#### AIM OF THE TASK:
The task calls for each record to be given again unchanged, minus any pictures.

#### DATA PROVIDED:

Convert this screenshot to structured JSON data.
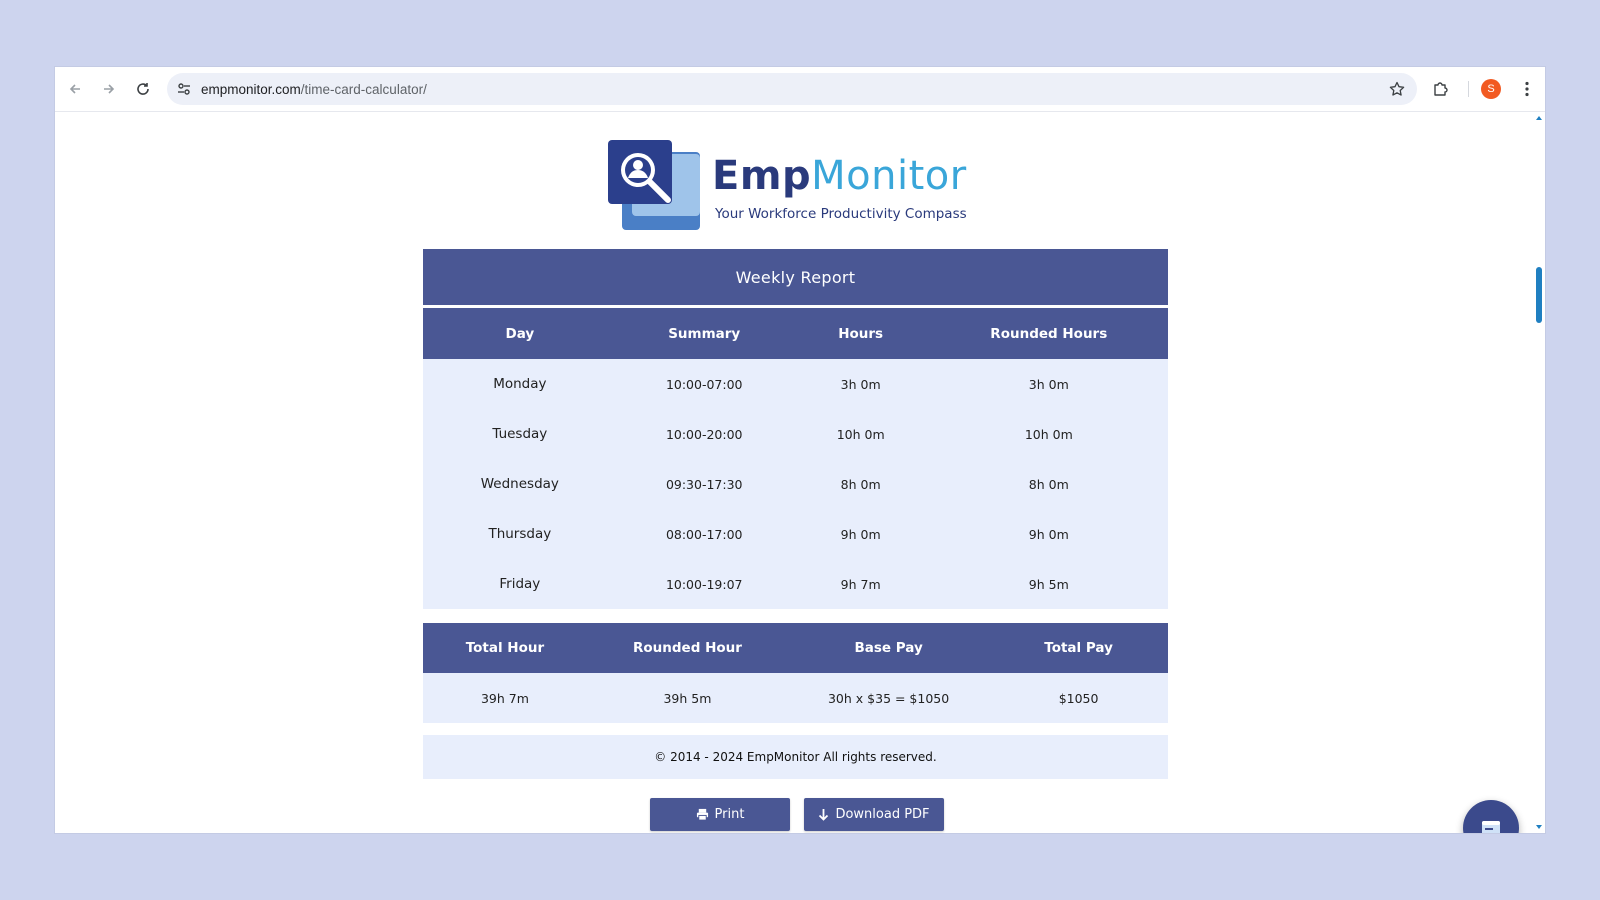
{
  "browser": {
    "url_domain": "empmonitor.com",
    "url_path": "/time-card-calculator/",
    "profile_initial": "S",
    "icons": {
      "back": "arrow-left-icon",
      "forward": "arrow-right-icon",
      "reload": "reload-icon",
      "site_info": "tune-icon",
      "bookmark": "star-icon",
      "extensions": "puzzle-icon",
      "menu": "kebab-menu-icon"
    }
  },
  "logo": {
    "brand_part1": "Emp",
    "brand_part2": "Monitor",
    "tagline": "Your Workforce Productivity Compass"
  },
  "report": {
    "title": "Weekly Report",
    "columns": [
      "Day",
      "Summary",
      "Hours",
      "Rounded Hours"
    ],
    "rows": [
      {
        "day": "Monday",
        "summary": "10:00-07:00",
        "hours": "3h 0m",
        "rounded": "3h 0m"
      },
      {
        "day": "Tuesday",
        "summary": "10:00-20:00",
        "hours": "10h 0m",
        "rounded": "10h 0m"
      },
      {
        "day": "Wednesday",
        "summary": "09:30-17:30",
        "hours": "8h 0m",
        "rounded": "8h 0m"
      },
      {
        "day": "Thursday",
        "summary": "08:00-17:00",
        "hours": "9h 0m",
        "rounded": "9h 0m"
      },
      {
        "day": "Friday",
        "summary": "10:00-19:07",
        "hours": "9h 7m",
        "rounded": "9h 5m"
      }
    ]
  },
  "totals": {
    "columns": [
      "Total Hour",
      "Rounded Hour",
      "Base Pay",
      "Total Pay"
    ],
    "values": [
      "39h 7m",
      "39h 5m",
      "30h x $35 = $1050",
      "$1050"
    ]
  },
  "footer": {
    "copyright": "© 2014 - 2024 EmpMonitor All rights reserved."
  },
  "actions": {
    "print_label": "Print",
    "download_label": "Download PDF"
  },
  "colors": {
    "header_bg": "#4a5794",
    "row_bg": "#e8eefc",
    "page_bg": "#cdd4ee",
    "brand_dark": "#2a3a7c",
    "brand_light": "#3aa6d9"
  }
}
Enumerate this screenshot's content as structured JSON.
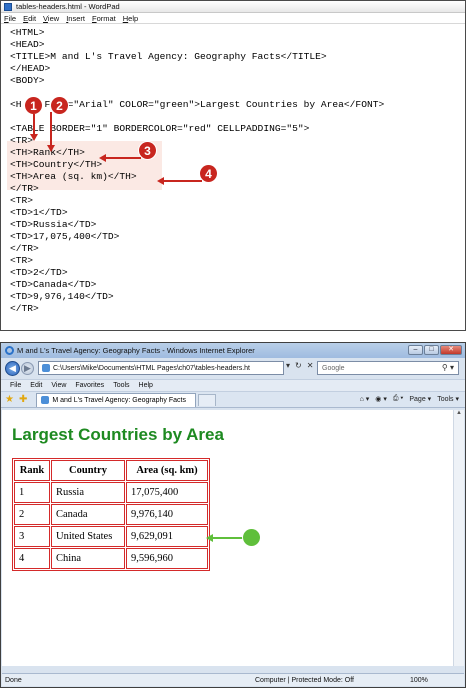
{
  "wordpad": {
    "title": "tables-headers.html - WordPad",
    "menu": [
      "File",
      "Edit",
      "View",
      "Insert",
      "Format",
      "Help"
    ],
    "lines": [
      "<HTML>",
      "<HEAD>",
      "<TITLE>M and L's Travel Agency: Geography Facts</TITLE>",
      "</HEAD>",
      "<BODY>",
      "",
      "<H    FACE=\"Arial\" COLOR=\"green\">Largest Countries by Area</FONT>",
      "",
      "<TABLE BORDER=\"1\" BORDERCOLOR=\"red\" CELLPADDING=\"5\">",
      "<TR>",
      "<TH>Rank</TH>",
      "<TH>Country</TH>",
      "<TH>Area (sq. km)</TH>",
      "</TR>",
      "<TR>",
      "<TD>1</TD>",
      "<TD>Russia</TD>",
      "<TD>17,075,400</TD>",
      "</TR>",
      "<TR>",
      "<TD>2</TD>",
      "<TD>Canada</TD>",
      "<TD>9,976,140</TD>",
      "</TR>"
    ],
    "callouts": [
      "1",
      "2",
      "3",
      "4"
    ]
  },
  "ie": {
    "title": "M and L's Travel Agency: Geography Facts - Windows Internet Explorer",
    "address": "C:\\Users\\Mike\\Documents\\HTML Pages\\ch07\\tables-headers.ht",
    "search_placeholder": "Google",
    "menu": [
      "File",
      "Edit",
      "View",
      "Favorites",
      "Tools",
      "Help"
    ],
    "tab_label": "M and L's Travel Agency: Geography Facts",
    "commands": [
      "Page ▾",
      "Tools ▾"
    ],
    "status_left": "Done",
    "status_zone": "Computer | Protected Mode: Off",
    "status_zoom": "100%",
    "page": {
      "heading": "Largest Countries by Area",
      "table": {
        "headers": [
          "Rank",
          "Country",
          "Area (sq. km)"
        ],
        "rows": [
          [
            "1",
            "Russia",
            "17,075,400"
          ],
          [
            "2",
            "Canada",
            "9,976,140"
          ],
          [
            "3",
            "United States",
            "9,629,091"
          ],
          [
            "4",
            "China",
            "9,596,960"
          ]
        ]
      }
    }
  },
  "colors": {
    "heading_green": "#1e8a21",
    "table_border_red": "#d42a2a",
    "callout_red": "#c8261f",
    "callout_green": "#5fbf3b"
  }
}
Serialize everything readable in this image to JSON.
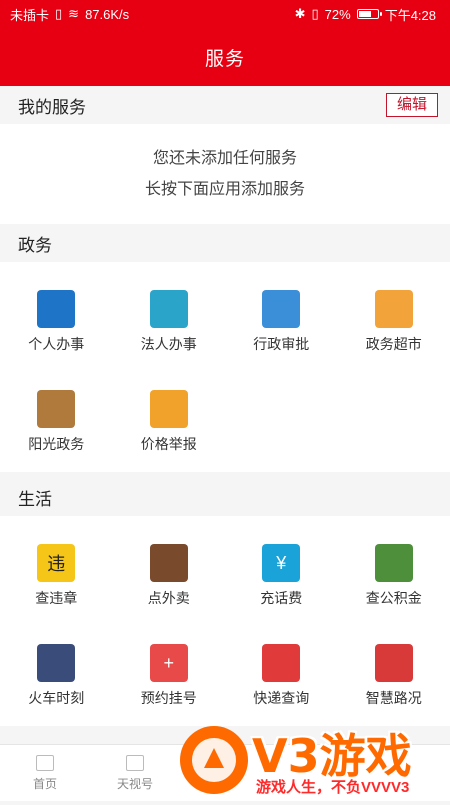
{
  "status_bar": {
    "carrier": "未插卡",
    "speed": "87.6K/s",
    "battery": "72%",
    "battery_level": 0.72,
    "time": "下午4:28"
  },
  "header": {
    "title": "服务"
  },
  "my_services": {
    "title": "我的服务",
    "edit_label": "编辑",
    "empty_line1": "您还未添加任何服务",
    "empty_line2": "长按下面应用添加服务"
  },
  "government": {
    "title": "政务",
    "items": [
      {
        "label": "个人办事",
        "icon": "person-card-icon",
        "color": "#1e74c6"
      },
      {
        "label": "法人办事",
        "icon": "corporate-person-icon",
        "color": "#2aa5c9"
      },
      {
        "label": "行政审批",
        "icon": "calendar-check-icon",
        "color": "#3b8fd8"
      },
      {
        "label": "政务超市",
        "icon": "document-stack-icon",
        "color": "#f2a33a"
      },
      {
        "label": "阳光政务",
        "icon": "gavel-icon",
        "color": "#b07a3c"
      },
      {
        "label": "价格举报",
        "icon": "price-phone-icon",
        "color": "#f0a22a"
      }
    ]
  },
  "life": {
    "title": "生活",
    "items": [
      {
        "label": "查违章",
        "icon": "violation-icon",
        "color": "#f5c518",
        "glyph": "违"
      },
      {
        "label": "点外卖",
        "icon": "food-delivery-icon",
        "color": "#7a4a2c"
      },
      {
        "label": "充话费",
        "icon": "phone-recharge-icon",
        "color": "#1aa3d9",
        "glyph": "¥"
      },
      {
        "label": "查公积金",
        "icon": "housing-fund-icon",
        "color": "#4d8f3a"
      },
      {
        "label": "火车时刻",
        "icon": "train-schedule-icon",
        "color": "#3a4d7a"
      },
      {
        "label": "预约挂号",
        "icon": "medical-kit-icon",
        "color": "#e84a4a",
        "glyph": "+"
      },
      {
        "label": "快递查询",
        "icon": "delivery-truck-icon",
        "color": "#e03a3a"
      },
      {
        "label": "智慧路况",
        "icon": "location-pin-icon",
        "color": "#d83a3a"
      }
    ]
  },
  "bottom_nav": {
    "items": [
      {
        "label": "首页"
      },
      {
        "label": "天视号"
      }
    ]
  },
  "watermark": {
    "brand": "V3游戏",
    "slogan": "游戏人生，不负VVVV3"
  }
}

#### WRITTEN RESPONSE:
Convert this screenshot to structured JSON data.
{
  "browser": {
    "url_domain": "empmonitor.com",
    "url_path": "/time-card-calculator/",
    "profile_initial": "S",
    "icons": {
      "back": "arrow-left-icon",
      "forward": "arrow-right-icon",
      "reload": "reload-icon",
      "site_info": "tune-icon",
      "bookmark": "star-icon",
      "extensions": "puzzle-icon",
      "menu": "kebab-menu-icon"
    }
  },
  "logo": {
    "brand_part1": "Emp",
    "brand_part2": "Monitor",
    "tagline": "Your Workforce Productivity Compass"
  },
  "report": {
    "title": "Weekly Report",
    "columns": [
      "Day",
      "Summary",
      "Hours",
      "Rounded Hours"
    ],
    "rows": [
      {
        "day": "Monday",
        "summary": "10:00-07:00",
        "hours": "3h 0m",
        "rounded": "3h 0m"
      },
      {
        "day": "Tuesday",
        "summary": "10:00-20:00",
        "hours": "10h 0m",
        "rounded": "10h 0m"
      },
      {
        "day": "Wednesday",
        "summary": "09:30-17:30",
        "hours": "8h 0m",
        "rounded": "8h 0m"
      },
      {
        "day": "Thursday",
        "summary": "08:00-17:00",
        "hours": "9h 0m",
        "rounded": "9h 0m"
      },
      {
        "day": "Friday",
        "summary": "10:00-19:07",
        "hours": "9h 7m",
        "rounded": "9h 5m"
      }
    ]
  },
  "totals": {
    "columns": [
      "Total Hour",
      "Rounded Hour",
      "Base Pay",
      "Total Pay"
    ],
    "values": [
      "39h 7m",
      "39h 5m",
      "30h x $35 = $1050",
      "$1050"
    ]
  },
  "footer": {
    "copyright": "© 2014 - 2024 EmpMonitor All rights reserved."
  },
  "actions": {
    "print_label": "Print",
    "download_label": "Download PDF"
  },
  "colors": {
    "header_bg": "#4a5794",
    "row_bg": "#e8eefc",
    "page_bg": "#cdd4ee",
    "brand_dark": "#2a3a7c",
    "brand_light": "#3aa6d9"
  }
}
Enumerate this screenshot's content as structured JSON.
{
  "wordpad": {
    "title": "tables-headers.html - WordPad",
    "menu": [
      "File",
      "Edit",
      "View",
      "Insert",
      "Format",
      "Help"
    ],
    "lines": [
      "<HTML>",
      "<HEAD>",
      "<TITLE>M and L's Travel Agency: Geography Facts</TITLE>",
      "</HEAD>",
      "<BODY>",
      "",
      "<H    FACE=\"Arial\" COLOR=\"green\">Largest Countries by Area</FONT>",
      "",
      "<TABLE BORDER=\"1\" BORDERCOLOR=\"red\" CELLPADDING=\"5\">",
      "<TR>",
      "<TH>Rank</TH>",
      "<TH>Country</TH>",
      "<TH>Area (sq. km)</TH>",
      "</TR>",
      "<TR>",
      "<TD>1</TD>",
      "<TD>Russia</TD>",
      "<TD>17,075,400</TD>",
      "</TR>",
      "<TR>",
      "<TD>2</TD>",
      "<TD>Canada</TD>",
      "<TD>9,976,140</TD>",
      "</TR>"
    ],
    "callouts": [
      "1",
      "2",
      "3",
      "4"
    ]
  },
  "ie": {
    "title": "M and L's Travel Agency: Geography Facts - Windows Internet Explorer",
    "address": "C:\\Users\\Mike\\Documents\\HTML Pages\\ch07\\tables-headers.ht",
    "search_placeholder": "Google",
    "menu": [
      "File",
      "Edit",
      "View",
      "Favorites",
      "Tools",
      "Help"
    ],
    "tab_label": "M and L's Travel Agency: Geography Facts",
    "commands": [
      "Page ▾",
      "Tools ▾"
    ],
    "status_left": "Done",
    "status_zone": "Computer | Protected Mode: Off",
    "status_zoom": "100%",
    "page": {
      "heading": "Largest Countries by Area",
      "table": {
        "headers": [
          "Rank",
          "Country",
          "Area (sq. km)"
        ],
        "rows": [
          [
            "1",
            "Russia",
            "17,075,400"
          ],
          [
            "2",
            "Canada",
            "9,976,140"
          ],
          [
            "3",
            "United States",
            "9,629,091"
          ],
          [
            "4",
            "China",
            "9,596,960"
          ]
        ]
      }
    }
  },
  "colors": {
    "heading_green": "#1e8a21",
    "table_border_red": "#d42a2a",
    "callout_red": "#c8261f",
    "callout_green": "#5fbf3b"
  }
}
Serialize everything readable in this image to JSON.
{
  "status_bar": {
    "carrier": "未插卡",
    "speed": "87.6K/s",
    "battery": "72%",
    "battery_level": 0.72,
    "time": "下午4:28"
  },
  "header": {
    "title": "服务"
  },
  "my_services": {
    "title": "我的服务",
    "edit_label": "编辑",
    "empty_line1": "您还未添加任何服务",
    "empty_line2": "长按下面应用添加服务"
  },
  "government": {
    "title": "政务",
    "items": [
      {
        "label": "个人办事",
        "icon": "person-card-icon",
        "color": "#1e74c6"
      },
      {
        "label": "法人办事",
        "icon": "corporate-person-icon",
        "color": "#2aa5c9"
      },
      {
        "label": "行政审批",
        "icon": "calendar-check-icon",
        "color": "#3b8fd8"
      },
      {
        "label": "政务超市",
        "icon": "document-stack-icon",
        "color": "#f2a33a"
      },
      {
        "label": "阳光政务",
        "icon": "gavel-icon",
        "color": "#b07a3c"
      },
      {
        "label": "价格举报",
        "icon": "price-phone-icon",
        "color": "#f0a22a"
      }
    ]
  },
  "life": {
    "title": "生活",
    "items": [
      {
        "label": "查违章",
        "icon": "violation-icon",
        "color": "#f5c518",
        "glyph": "违"
      },
      {
        "label": "点外卖",
        "icon": "food-delivery-icon",
        "color": "#7a4a2c"
      },
      {
        "label": "充话费",
        "icon": "phone-recharge-icon",
        "color": "#1aa3d9",
        "glyph": "¥"
      },
      {
        "label": "查公积金",
        "icon": "housing-fund-icon",
        "color": "#4d8f3a"
      },
      {
        "label": "火车时刻",
        "icon": "train-schedule-icon",
        "color": "#3a4d7a"
      },
      {
        "label": "预约挂号",
        "icon": "medical-kit-icon",
        "color": "#e84a4a",
        "glyph": "+"
      },
      {
        "label": "快递查询",
        "icon": "delivery-truck-icon",
        "color": "#e03a3a"
      },
      {
        "label": "智慧路况",
        "icon": "location-pin-icon",
        "color": "#d83a3a"
      }
    ]
  },
  "bottom_nav": {
    "items": [
      {
        "label": "首页"
      },
      {
        "label": "天视号"
      }
    ]
  },
  "watermark": {
    "brand": "V3游戏",
    "slogan": "游戏人生，不负VVVV3"
  }
}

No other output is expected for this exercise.